This is probably the second biggest reason many people choose cloth. It’s just a lot better for the environment. It is estimated that 7.6 billion pounds of disposable diapers are discarded in the US each year. Those diapers will take hundreds of years to decompose. That’s a lot of diapers sitting around in a landfill. Admittedly, there are a lot of other things sitting around in landfills too, but I try to reduce waste where I can. While I’m not always very good at it, I know I’m producing a lot less by using cloth diapers. It saves me from my wannabe environmentalist guilt.
You don’t want to deal with diaper blow outs.
To many moms of newborns, diaper blowouts are just a fact of life. They are bound to happen, often at the most inconvenient of times, so you better have a change of clothes both for your baby and yourself. However, that was never really the case for us. I can count on one hand the number of times we had to deal with a blowout. And a couple of those times were when our boy was temporarily in disposable diapers. Since cloth diapers are made of much more substantial material than disposable diapers, they can fit a lot more snugly (while still being comfortable) around the waist and legs, so even the biggest and messiest explosions will often stay contained in the diaper.

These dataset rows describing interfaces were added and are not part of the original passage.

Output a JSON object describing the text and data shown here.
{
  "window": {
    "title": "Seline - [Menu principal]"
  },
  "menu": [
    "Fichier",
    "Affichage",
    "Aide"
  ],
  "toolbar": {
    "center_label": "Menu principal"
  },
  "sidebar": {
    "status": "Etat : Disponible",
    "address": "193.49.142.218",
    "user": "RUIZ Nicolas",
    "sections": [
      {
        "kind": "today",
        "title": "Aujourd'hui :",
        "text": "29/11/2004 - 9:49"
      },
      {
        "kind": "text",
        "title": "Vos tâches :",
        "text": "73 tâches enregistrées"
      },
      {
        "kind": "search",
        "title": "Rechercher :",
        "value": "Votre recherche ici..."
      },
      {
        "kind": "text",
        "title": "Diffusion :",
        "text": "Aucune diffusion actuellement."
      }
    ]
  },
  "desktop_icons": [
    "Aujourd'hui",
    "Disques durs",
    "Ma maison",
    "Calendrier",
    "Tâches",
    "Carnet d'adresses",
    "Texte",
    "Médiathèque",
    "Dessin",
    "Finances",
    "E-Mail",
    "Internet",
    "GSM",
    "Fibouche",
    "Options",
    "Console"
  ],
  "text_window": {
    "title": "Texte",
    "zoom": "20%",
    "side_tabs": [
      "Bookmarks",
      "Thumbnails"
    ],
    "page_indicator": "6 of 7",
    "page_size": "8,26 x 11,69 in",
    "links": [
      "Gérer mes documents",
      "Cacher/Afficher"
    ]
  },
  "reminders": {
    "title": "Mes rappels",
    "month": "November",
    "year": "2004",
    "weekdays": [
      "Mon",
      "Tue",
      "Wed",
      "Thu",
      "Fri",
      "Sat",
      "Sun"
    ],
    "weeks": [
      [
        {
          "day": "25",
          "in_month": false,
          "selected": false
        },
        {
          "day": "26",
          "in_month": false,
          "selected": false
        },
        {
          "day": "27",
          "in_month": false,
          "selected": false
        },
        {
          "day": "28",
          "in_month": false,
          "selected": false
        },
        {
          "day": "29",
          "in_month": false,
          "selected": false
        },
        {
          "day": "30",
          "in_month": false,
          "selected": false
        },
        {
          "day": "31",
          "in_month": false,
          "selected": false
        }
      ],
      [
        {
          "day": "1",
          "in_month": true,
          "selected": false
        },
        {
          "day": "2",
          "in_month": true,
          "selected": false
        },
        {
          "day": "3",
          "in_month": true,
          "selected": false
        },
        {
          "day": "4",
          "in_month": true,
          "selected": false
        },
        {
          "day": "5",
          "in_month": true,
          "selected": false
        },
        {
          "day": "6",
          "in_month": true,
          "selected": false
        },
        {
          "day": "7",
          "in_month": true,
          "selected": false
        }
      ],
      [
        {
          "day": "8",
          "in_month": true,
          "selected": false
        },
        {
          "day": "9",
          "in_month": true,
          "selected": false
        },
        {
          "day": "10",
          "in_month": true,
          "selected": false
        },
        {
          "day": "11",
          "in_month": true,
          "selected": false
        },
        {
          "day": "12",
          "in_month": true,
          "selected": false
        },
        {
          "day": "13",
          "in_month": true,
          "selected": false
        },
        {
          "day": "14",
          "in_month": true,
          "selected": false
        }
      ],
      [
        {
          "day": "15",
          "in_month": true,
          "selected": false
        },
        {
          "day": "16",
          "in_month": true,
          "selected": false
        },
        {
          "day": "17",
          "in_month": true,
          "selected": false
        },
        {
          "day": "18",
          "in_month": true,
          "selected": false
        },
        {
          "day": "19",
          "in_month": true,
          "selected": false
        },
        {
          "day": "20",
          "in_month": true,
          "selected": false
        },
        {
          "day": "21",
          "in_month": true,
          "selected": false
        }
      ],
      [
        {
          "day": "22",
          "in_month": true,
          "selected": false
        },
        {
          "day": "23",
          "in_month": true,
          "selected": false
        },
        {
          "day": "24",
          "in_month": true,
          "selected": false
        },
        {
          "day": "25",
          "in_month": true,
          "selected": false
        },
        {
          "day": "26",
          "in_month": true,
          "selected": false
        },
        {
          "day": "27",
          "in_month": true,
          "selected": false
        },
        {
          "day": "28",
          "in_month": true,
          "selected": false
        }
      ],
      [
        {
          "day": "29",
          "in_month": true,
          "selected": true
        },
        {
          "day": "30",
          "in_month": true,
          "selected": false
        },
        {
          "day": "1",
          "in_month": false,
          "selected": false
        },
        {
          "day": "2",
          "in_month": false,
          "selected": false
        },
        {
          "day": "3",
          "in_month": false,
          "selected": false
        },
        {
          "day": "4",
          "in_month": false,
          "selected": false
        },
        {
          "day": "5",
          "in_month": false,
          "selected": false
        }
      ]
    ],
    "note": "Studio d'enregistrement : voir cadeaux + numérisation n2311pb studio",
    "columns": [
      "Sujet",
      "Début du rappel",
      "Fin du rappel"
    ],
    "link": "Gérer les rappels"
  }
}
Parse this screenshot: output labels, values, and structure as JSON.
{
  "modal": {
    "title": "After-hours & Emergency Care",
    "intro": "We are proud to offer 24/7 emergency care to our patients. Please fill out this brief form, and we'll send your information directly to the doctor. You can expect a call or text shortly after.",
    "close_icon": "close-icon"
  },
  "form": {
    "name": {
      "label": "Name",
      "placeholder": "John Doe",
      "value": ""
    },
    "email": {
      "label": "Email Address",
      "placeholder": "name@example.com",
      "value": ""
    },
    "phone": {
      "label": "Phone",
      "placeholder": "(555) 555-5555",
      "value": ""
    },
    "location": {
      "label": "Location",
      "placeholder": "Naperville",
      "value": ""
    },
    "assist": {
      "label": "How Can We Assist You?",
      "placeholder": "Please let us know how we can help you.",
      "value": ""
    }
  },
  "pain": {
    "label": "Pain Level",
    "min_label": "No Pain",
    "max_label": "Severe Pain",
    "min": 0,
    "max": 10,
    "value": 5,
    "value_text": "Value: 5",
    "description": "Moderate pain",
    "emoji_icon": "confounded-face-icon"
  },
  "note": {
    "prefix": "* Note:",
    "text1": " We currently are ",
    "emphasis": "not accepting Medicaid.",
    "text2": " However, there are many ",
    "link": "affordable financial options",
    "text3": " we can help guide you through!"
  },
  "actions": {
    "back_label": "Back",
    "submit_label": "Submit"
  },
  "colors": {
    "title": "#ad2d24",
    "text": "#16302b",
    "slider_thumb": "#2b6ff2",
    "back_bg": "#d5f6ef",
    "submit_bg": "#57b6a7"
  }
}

You think babies stink.
And you’re right. They often do. But we have found that cloth diapers seem to stink a lot less than disposable. I think something about the reaction of the chemicals with a wet diaper just make the odor more pungent. Also, since cloth diapers are often thicker than disposables, it provides a nice stink barrier. Now, your baby will still stink on occasion. There’s no preventing it. But often a wet diaper won’t smell at all and a dirty one will be mild enough that it won’t seriously offend anyone. It will just let you know that your baby needs to be changed.
You want your baby to be adorable at all times.
I’m not gonna lie. The cute factor was a big part of why I wanted to cloth diaper. Some would say, “But nobody ever sees the diapers!” But those people have obviously never been around children. Babies run around in nothing but a diaper all the time. And parents get tired of wrestling their child into clothes or having to pick out a new outfit every time the child eats, so they put on the essentials (a diaper) and leave it at that. When you cloth diaper you can still feel like your child is being fashionable. Just spend some time browsing a cloth diaper store and see if you can resist the cuteness. Disposable diapers just don’t generate as many ooh and awws.
You hate to shop, or you love it!
I’m on the hate to shop side. So with cloth I only had to buy my diapers once and they never had to go on the shopping list again. We don’t have to run to the store because we ran out of diapers, and I don’t have to tire my brain with thinking about where I can get the best deal on diapers with the best coupons. I’m done with diaper shopping for all eternity. It’s fabulous. However, if you love to shop, you’ll have a lot more fun shopping for cloth. A lot of it might have to be online, but it can still become a pretty good hobby. There’s a very active market out there for secondhand diapers, so many people will sell diapers they have so they can have money to try out new diapers. If you pay attention you can snag really great deals, win free diapers in giveaways, and even collect exclusive limited time designs. I don’t think shopping for disposable diapers can ever be described as “fun.”
If any of these things describe you, you might want to consider cloth diapering. If you’re wanting to learn more about using cloth diapers I found some of the following sites to be really helpful and informative.
- Dirty Diaper Laundry – In-depth reviews (complete with videos) as well as great information on beginning cloth diapering.
- The Diaper Pin – More reviews from lots of moms who have used cloth diapers.
- Padded Tush Stats – Even more reviews and basic introductory posts.
Charlie has been very happy in his cloth diapers. We find them to be simple, effective, and adorable.